The iPhone main accomplishment is to make users aware of multi-touch input. Gestures and multi-touch have been in the focus of research for quite some years now. From a research point of view, the iPhone isn’t very special.
But the fact that it made a lot of people aware of technological alternatives to the standard mouse/key interaction methods makes the iPhone very important.
JD: Do you feel there’s now a race in the multi-touch, multi-user User Interface space? I mean, starting with Han’s efforts but now really booming with the iPhone and MS Surface…
PH: My page hits went up quite a bit after announcing touchscreen support, so I think there is quite some demand for touchscreens.
How much of a race is it? This is difficult to answer. Being the first one isn’t necessarily the most important thing.
Jeff Han’s input technology was impressing me because it was such a simple idea and it is really easy to build yourself. Multi-touch hardware was suddenly very affordable. He wasn’t the first, but he had a huge impact.
The iPhone is very similar. Not the first in what it’s doing, but definitely a huge impact.
And there’s also a difference between the latest craze people go for and what they actually would want to use. Maybe the “race for multi-touch” is over in a few months and the focus has switched to something else.
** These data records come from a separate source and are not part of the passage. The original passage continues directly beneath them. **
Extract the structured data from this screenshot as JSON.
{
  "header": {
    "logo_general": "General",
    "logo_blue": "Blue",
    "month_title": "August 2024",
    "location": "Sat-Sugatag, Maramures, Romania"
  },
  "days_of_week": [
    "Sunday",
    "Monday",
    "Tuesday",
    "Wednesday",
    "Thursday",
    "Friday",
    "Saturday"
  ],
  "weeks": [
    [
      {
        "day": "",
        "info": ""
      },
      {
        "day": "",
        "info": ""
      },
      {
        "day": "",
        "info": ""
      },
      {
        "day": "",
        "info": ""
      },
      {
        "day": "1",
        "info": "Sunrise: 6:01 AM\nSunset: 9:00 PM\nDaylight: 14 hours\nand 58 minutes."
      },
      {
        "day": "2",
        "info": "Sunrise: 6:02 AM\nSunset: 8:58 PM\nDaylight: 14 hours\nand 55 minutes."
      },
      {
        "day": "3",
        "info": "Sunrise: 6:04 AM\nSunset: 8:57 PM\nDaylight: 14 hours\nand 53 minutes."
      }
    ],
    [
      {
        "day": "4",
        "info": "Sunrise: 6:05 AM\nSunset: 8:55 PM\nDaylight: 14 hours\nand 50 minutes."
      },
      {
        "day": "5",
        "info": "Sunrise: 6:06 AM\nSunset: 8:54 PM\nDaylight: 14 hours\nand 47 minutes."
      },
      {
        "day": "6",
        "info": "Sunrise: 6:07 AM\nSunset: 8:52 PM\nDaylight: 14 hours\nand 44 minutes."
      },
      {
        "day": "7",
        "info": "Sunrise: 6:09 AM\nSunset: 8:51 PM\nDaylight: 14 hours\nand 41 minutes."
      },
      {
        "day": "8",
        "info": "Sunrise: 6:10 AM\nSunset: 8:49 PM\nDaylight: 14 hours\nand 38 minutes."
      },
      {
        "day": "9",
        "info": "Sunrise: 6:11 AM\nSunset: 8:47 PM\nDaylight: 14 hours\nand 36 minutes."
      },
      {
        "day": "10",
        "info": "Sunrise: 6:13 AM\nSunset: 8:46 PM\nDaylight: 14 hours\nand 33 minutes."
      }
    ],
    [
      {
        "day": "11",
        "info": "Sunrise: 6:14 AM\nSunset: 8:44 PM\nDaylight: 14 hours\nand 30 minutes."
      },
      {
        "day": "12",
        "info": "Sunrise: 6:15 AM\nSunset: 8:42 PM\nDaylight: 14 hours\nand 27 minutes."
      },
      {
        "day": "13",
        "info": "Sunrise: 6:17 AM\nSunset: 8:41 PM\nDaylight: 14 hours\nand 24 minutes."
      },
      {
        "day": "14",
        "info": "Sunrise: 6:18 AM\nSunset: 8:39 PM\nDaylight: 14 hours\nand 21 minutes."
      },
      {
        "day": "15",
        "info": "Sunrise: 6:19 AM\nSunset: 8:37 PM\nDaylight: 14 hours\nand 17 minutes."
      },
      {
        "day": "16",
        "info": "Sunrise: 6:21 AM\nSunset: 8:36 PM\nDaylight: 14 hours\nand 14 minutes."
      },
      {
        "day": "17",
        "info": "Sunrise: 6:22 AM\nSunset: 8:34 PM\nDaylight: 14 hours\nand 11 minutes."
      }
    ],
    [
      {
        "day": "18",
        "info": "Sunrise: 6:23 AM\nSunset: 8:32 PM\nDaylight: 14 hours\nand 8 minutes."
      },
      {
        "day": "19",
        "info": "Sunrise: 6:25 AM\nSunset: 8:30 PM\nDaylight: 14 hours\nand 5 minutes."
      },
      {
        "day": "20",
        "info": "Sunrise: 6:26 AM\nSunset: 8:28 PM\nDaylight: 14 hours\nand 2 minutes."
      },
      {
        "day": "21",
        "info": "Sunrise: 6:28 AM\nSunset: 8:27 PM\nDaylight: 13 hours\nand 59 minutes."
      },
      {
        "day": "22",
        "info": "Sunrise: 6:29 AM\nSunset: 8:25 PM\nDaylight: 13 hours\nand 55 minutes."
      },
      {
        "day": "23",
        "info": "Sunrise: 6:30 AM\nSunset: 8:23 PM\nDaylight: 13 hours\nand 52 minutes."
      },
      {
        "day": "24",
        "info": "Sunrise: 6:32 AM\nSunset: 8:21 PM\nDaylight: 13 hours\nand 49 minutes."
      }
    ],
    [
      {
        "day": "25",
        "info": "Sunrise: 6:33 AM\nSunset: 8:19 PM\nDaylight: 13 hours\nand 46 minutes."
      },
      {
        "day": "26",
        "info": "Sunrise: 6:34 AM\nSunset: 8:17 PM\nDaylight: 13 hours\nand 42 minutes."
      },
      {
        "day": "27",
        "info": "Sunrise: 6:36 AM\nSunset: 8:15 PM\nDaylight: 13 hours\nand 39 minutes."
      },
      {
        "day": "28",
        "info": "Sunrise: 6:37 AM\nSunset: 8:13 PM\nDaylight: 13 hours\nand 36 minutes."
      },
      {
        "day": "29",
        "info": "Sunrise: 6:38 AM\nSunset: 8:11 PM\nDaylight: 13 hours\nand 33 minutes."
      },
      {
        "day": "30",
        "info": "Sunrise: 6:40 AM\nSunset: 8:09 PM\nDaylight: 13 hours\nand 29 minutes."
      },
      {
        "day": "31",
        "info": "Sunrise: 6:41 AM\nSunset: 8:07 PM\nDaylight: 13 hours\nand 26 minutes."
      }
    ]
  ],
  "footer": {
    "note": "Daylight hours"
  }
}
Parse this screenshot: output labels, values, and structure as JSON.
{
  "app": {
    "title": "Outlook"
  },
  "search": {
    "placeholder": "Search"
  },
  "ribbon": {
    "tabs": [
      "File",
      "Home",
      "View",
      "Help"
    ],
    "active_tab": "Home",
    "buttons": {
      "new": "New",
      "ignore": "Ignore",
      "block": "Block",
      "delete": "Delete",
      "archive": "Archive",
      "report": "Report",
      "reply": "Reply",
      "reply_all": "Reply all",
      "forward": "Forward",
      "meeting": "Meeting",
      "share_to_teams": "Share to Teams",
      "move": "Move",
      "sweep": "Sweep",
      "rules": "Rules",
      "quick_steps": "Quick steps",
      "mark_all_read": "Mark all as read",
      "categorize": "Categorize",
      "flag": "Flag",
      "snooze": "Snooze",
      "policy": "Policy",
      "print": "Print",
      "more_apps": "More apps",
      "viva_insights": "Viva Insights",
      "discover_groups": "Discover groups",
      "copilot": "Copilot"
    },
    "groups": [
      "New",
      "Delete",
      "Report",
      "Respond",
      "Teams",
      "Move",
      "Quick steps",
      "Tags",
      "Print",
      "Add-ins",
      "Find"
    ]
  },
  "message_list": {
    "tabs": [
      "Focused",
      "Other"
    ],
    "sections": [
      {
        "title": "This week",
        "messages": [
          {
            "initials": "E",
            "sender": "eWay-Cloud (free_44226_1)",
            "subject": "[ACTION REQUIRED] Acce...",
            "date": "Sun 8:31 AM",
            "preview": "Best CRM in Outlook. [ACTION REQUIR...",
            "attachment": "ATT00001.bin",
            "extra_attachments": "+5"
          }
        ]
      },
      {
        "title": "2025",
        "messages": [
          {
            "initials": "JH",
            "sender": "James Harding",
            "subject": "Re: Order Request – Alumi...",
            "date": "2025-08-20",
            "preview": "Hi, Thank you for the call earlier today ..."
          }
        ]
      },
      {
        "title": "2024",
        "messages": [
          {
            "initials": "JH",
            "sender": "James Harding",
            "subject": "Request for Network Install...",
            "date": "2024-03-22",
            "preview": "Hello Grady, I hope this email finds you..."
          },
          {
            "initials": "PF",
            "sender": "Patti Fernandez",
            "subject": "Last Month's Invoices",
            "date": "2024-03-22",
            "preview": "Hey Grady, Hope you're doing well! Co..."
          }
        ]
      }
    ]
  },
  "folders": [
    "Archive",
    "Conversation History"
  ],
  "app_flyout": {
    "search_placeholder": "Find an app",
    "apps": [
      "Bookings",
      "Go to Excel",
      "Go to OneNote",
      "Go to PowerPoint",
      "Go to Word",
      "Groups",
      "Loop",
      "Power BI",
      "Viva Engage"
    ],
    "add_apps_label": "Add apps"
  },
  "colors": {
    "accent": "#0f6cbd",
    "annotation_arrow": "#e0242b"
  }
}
At this point it will be good to review what technologies we have and why they succeeded or failed.